Sometimes you gather knowledge you weren’t planning on learning. For me that happened this week. To create a “SaaS” solution for our software at NetYCE we needed a windows solution to provide RDP to students and researchers that use our solution. We thought of trying W2008 for that purpose, although we really don’t need the latest and greatest.
The last time I needed Windows Server was 2003 and that one really changed from the 2000 version. I don’t know the whole Server history, besides that this R2 we are trying is the second version of 2008 and I thought that there was nothing in between, other than a couple of service packs.
My feeling is that the gap I felt between 2000 and 2003 is almost the same as with 2003 and 2008, especially the R2 version. Some things really changed and maybe they are for a good thing. User- management has changed in the sense that there is not a simple way anymore to create a default user. You now need some xml-like scripting to accomplish that, which is not straightforward. I was only able to create a default user directory, but was not able to create a real default user that could be copied. I still had to apply group and all kind of policy settings by hand for every new user. Thank god it weren’t that many, but still, in my Unix-world it is a whole lot easier.

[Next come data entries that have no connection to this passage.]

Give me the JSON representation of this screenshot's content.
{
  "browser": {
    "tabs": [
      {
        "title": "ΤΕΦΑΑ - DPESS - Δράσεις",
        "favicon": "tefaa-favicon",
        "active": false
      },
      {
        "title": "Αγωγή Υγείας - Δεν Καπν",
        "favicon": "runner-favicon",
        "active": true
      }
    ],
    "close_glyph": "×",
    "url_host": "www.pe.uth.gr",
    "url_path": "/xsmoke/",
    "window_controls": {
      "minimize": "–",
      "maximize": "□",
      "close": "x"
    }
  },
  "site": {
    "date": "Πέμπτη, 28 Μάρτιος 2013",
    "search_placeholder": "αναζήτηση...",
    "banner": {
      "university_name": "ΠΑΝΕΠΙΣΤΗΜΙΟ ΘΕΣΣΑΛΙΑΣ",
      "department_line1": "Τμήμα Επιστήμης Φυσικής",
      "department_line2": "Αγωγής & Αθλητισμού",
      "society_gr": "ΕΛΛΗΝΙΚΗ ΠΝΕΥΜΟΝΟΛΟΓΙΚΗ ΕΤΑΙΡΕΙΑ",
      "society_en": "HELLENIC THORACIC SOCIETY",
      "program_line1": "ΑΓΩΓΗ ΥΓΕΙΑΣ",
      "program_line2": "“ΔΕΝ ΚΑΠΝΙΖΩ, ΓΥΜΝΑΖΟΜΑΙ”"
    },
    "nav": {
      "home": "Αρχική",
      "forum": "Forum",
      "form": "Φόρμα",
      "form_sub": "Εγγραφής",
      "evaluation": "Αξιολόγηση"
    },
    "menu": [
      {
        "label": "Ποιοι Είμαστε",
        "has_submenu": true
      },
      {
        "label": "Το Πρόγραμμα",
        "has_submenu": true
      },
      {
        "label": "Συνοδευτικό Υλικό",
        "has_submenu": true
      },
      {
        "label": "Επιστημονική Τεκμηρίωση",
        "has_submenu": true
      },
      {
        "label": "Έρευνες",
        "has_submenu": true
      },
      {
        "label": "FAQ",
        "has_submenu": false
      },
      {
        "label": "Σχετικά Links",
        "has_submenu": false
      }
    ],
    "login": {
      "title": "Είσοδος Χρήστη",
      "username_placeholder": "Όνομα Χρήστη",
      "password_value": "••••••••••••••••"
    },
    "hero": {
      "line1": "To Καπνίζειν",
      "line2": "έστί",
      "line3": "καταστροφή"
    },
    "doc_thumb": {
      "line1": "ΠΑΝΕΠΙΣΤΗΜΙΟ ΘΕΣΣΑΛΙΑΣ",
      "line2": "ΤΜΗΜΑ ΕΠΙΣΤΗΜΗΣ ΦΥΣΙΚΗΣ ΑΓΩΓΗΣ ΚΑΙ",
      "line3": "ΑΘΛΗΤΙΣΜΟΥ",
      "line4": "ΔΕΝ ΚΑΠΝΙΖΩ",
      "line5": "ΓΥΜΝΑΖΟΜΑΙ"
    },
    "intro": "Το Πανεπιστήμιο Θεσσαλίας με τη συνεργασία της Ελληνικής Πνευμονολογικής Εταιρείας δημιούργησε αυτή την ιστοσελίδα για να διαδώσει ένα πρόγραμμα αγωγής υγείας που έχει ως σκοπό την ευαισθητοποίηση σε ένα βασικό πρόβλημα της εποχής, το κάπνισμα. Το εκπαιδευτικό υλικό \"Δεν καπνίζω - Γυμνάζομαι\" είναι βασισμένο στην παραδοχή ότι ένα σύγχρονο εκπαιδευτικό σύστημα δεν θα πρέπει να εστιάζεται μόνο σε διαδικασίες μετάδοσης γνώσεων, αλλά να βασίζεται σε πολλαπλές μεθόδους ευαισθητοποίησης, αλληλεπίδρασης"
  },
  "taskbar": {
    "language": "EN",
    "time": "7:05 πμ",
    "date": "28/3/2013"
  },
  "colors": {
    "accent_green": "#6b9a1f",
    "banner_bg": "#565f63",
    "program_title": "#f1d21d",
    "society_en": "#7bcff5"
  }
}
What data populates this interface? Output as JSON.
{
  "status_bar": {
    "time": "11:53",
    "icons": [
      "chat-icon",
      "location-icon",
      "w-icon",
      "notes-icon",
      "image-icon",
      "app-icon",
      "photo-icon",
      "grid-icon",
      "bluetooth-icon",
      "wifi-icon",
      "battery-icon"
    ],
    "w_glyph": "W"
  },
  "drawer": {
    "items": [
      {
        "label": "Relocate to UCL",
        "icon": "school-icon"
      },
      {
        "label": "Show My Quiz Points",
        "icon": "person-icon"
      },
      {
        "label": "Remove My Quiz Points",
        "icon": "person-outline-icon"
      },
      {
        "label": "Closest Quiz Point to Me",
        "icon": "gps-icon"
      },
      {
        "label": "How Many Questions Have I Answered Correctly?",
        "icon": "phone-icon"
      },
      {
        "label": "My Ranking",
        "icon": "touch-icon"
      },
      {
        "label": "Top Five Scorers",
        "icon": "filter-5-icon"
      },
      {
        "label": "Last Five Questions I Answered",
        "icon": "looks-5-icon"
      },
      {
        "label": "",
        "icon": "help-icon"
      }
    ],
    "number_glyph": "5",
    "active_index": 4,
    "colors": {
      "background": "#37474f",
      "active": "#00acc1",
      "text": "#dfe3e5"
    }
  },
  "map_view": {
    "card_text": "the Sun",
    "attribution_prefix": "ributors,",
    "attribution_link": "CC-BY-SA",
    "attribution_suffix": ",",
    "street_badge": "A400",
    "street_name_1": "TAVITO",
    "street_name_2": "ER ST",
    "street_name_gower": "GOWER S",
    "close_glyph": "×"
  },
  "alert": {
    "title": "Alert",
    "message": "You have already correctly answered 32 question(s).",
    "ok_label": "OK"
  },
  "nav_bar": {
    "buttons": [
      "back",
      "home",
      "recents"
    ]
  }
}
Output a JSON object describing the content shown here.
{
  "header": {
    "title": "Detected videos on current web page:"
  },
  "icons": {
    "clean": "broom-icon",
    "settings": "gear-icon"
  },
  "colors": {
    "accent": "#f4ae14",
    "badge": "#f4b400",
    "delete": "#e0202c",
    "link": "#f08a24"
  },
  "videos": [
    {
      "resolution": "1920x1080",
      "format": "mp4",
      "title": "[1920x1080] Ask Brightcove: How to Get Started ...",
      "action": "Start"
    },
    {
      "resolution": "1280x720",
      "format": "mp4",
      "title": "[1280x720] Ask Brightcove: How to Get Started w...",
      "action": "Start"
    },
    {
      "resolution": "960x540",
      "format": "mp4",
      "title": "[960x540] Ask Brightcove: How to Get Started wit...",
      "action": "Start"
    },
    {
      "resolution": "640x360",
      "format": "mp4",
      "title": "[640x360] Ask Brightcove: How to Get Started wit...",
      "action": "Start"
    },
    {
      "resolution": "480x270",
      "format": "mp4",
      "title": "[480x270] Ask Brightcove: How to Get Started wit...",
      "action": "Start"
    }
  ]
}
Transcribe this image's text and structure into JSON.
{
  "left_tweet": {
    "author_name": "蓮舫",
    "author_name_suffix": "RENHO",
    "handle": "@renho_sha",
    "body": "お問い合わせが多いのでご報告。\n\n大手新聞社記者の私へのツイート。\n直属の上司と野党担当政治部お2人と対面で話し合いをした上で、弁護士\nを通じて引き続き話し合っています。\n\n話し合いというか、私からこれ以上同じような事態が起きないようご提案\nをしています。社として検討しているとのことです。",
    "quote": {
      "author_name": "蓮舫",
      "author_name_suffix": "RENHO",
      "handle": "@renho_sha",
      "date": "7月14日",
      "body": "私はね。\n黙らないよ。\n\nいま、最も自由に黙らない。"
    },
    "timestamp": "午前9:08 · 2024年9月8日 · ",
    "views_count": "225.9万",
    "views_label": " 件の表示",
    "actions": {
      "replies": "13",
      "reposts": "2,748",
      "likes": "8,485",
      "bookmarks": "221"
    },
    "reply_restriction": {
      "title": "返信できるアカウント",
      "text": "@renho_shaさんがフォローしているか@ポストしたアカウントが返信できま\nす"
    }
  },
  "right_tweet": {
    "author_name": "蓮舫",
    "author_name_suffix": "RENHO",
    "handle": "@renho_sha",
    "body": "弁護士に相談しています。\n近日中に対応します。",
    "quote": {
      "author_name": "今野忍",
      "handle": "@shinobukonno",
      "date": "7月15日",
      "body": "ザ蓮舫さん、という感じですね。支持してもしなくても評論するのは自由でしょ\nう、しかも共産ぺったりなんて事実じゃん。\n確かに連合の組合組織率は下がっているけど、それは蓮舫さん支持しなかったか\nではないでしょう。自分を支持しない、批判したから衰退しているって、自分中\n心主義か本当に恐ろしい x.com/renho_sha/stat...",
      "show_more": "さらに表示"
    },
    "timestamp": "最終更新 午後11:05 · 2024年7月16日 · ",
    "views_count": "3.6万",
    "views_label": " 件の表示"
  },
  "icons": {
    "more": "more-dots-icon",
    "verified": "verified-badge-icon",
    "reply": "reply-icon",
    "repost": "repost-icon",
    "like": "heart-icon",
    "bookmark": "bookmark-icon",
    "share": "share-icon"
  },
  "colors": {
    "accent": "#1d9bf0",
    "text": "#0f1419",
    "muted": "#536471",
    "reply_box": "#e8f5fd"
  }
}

Other difficulties where with Windows-update. I still cannot understand that I see failed updates in the log and that Windows-update is not complaining about it. Everything seems fine with a big green check-mark. Another thing is licensing. I cannot get my head around the licensing model especially in combination with RDP. Microsoft is totally not clear about that and the only way to know is to request a quote. Thank God getting a trial-license was very easy, just a click of a button, but I am really not sure that we should continue this. In my humble opinion the total package is to bloat and really not easy to manage. From a Unix perspective this Server-like thing is light- years behind something manageable and I suspect way too expensive.